“We have chosen native tree and shrub species which will provide a more robust green space than what was previously in place. Additionally, crews will clean trash and debris that has accumulated in this area. The project has been scheduled in close coordination with Arlington County and CSX has maintained open lines of communication with the Crystal City Civic Association and local residents on local impacts. Construction for this project began on March 4th and should be completed by early May.”
Late last year the company notified the Crystal City Civic Association that it intended to remove trees for the construction of a planned access road near the park.
More from the civic association, via a December Facebook post:
CSX has submitted plans for County permits to install an access gate at the 12th Street entrance to Long Bridge Park and an access road along the tracks.
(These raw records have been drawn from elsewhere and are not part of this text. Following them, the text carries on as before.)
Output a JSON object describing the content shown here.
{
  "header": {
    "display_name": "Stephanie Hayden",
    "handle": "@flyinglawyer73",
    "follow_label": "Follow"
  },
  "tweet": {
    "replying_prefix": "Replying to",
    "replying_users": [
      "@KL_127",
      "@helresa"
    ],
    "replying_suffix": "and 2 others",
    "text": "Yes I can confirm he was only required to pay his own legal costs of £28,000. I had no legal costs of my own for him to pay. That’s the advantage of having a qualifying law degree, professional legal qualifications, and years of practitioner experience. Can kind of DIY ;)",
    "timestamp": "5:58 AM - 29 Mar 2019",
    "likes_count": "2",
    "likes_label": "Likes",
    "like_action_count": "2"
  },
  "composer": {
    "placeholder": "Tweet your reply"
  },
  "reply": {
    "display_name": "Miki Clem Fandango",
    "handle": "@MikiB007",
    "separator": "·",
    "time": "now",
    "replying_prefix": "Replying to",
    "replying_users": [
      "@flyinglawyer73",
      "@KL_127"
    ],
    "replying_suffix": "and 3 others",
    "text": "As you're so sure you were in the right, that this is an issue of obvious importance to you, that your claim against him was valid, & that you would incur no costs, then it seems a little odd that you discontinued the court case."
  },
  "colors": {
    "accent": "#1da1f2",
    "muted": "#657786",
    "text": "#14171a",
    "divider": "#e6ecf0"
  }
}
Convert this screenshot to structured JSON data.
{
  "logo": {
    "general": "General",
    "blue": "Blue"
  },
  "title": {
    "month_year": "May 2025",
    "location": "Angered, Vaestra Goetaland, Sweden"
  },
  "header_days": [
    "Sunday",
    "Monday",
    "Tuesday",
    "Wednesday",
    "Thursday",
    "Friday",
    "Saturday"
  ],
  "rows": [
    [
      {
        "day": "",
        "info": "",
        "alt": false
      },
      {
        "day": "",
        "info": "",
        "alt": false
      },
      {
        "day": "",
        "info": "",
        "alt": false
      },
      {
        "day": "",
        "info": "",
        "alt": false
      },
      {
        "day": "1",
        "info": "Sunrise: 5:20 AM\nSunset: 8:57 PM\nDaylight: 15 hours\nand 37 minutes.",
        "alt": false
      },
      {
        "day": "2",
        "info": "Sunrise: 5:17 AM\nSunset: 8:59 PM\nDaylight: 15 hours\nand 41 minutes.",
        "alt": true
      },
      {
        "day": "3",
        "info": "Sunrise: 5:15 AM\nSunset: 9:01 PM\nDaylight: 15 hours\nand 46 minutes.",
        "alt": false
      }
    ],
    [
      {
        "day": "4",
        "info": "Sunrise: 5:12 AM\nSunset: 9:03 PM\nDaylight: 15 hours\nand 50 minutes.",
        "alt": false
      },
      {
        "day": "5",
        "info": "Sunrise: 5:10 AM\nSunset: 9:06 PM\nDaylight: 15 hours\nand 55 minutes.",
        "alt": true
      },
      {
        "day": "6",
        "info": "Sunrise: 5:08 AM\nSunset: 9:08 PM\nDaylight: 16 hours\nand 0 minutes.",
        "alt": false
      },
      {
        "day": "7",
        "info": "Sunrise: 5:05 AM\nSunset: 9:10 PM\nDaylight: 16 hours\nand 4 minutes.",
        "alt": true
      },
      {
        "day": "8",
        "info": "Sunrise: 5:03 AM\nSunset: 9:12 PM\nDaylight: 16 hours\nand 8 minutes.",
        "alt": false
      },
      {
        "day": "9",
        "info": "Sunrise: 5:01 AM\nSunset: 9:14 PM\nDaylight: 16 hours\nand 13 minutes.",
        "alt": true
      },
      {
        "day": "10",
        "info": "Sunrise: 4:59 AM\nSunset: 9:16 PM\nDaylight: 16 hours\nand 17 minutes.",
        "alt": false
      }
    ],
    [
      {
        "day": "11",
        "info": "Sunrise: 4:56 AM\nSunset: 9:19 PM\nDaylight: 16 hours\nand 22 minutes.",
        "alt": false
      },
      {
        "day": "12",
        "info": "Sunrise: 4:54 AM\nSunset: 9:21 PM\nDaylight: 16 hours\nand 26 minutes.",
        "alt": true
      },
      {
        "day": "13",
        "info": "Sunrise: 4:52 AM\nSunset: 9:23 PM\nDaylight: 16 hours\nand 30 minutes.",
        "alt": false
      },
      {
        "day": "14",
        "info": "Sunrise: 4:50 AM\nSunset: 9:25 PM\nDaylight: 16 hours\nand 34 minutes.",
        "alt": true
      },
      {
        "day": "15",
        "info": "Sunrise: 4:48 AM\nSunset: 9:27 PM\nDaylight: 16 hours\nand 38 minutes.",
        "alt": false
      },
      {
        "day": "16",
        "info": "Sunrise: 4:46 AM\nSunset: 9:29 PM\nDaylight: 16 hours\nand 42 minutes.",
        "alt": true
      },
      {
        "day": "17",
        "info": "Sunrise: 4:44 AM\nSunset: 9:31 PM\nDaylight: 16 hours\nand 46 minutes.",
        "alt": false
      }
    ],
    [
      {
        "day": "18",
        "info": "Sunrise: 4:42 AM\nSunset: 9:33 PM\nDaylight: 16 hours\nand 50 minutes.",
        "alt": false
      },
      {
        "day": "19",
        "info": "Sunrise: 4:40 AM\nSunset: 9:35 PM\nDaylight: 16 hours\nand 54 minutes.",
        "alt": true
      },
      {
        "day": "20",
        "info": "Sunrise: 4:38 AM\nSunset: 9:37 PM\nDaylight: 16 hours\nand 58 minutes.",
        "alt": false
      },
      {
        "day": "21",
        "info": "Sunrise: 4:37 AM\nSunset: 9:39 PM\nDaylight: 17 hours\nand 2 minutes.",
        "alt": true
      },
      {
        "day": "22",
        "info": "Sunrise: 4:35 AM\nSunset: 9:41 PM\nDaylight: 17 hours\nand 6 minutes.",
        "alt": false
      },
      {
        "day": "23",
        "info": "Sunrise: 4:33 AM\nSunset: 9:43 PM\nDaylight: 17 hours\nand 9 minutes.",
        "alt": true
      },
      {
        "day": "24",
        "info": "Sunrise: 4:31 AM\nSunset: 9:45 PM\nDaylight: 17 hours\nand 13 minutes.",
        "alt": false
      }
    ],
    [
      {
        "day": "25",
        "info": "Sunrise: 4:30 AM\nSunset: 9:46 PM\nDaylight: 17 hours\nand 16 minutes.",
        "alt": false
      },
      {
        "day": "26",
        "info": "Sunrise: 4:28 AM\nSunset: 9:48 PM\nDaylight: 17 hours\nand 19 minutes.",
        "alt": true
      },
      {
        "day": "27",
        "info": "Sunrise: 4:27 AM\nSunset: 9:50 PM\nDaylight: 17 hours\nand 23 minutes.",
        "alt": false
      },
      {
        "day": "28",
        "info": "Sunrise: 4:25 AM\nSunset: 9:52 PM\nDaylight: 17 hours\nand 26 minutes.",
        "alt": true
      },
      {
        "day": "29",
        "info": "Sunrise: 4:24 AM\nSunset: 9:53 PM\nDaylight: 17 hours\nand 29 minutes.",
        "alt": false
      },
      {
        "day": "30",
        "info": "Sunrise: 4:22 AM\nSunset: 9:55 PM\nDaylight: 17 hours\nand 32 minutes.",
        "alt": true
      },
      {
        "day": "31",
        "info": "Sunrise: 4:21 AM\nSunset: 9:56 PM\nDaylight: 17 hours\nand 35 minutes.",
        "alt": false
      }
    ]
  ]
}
This replacement is needed since the current access at the northern end of Long Bridge Park will end when the County’s construction of the Aquatics and Fitness Center starts. The issue will come before the County Board this Saturday, December 15, for approval.
CSX has shown that the gate and road will be built on its property. There will be no changes to the entrance to the park, 12th Street, or Crystal Drive. Beyond the end of the map shown, the road will run parallel to the tracks for about a half mile up to the signals. It will be asphalt from the gate down to the track level and gravel the remainder to the signals.
CSX designed the project with the goal of disturbing as few trees as possible, but due to the limited property parallel to the tracks, some removal on CSX Right of Way is unavoidable. However, the plan includes extensive tree and shrub replanting after construction with more trees and shrubs than are there today. After construction, the new access road (which will be on CSX ROW parallel to the tracks) will be used by light pickup trucks for the signal maintainers and track inspectors. Under normal circumstances, they would probably use the access road 2-3 times a week.
Another Crystal City resident said it’s important to balance business needs with the community but that her family will miss the trees when they come to the park now.
“You can’t stop progress but we would have liked if they kept the trees,” she said
Jim, a retired Fairfax resident who also uses the park, said “overall it’s a positive” that the trees are gone because it also led to the removal of litter and construction debris — what he described as a “garbage dump” — next to the tracks.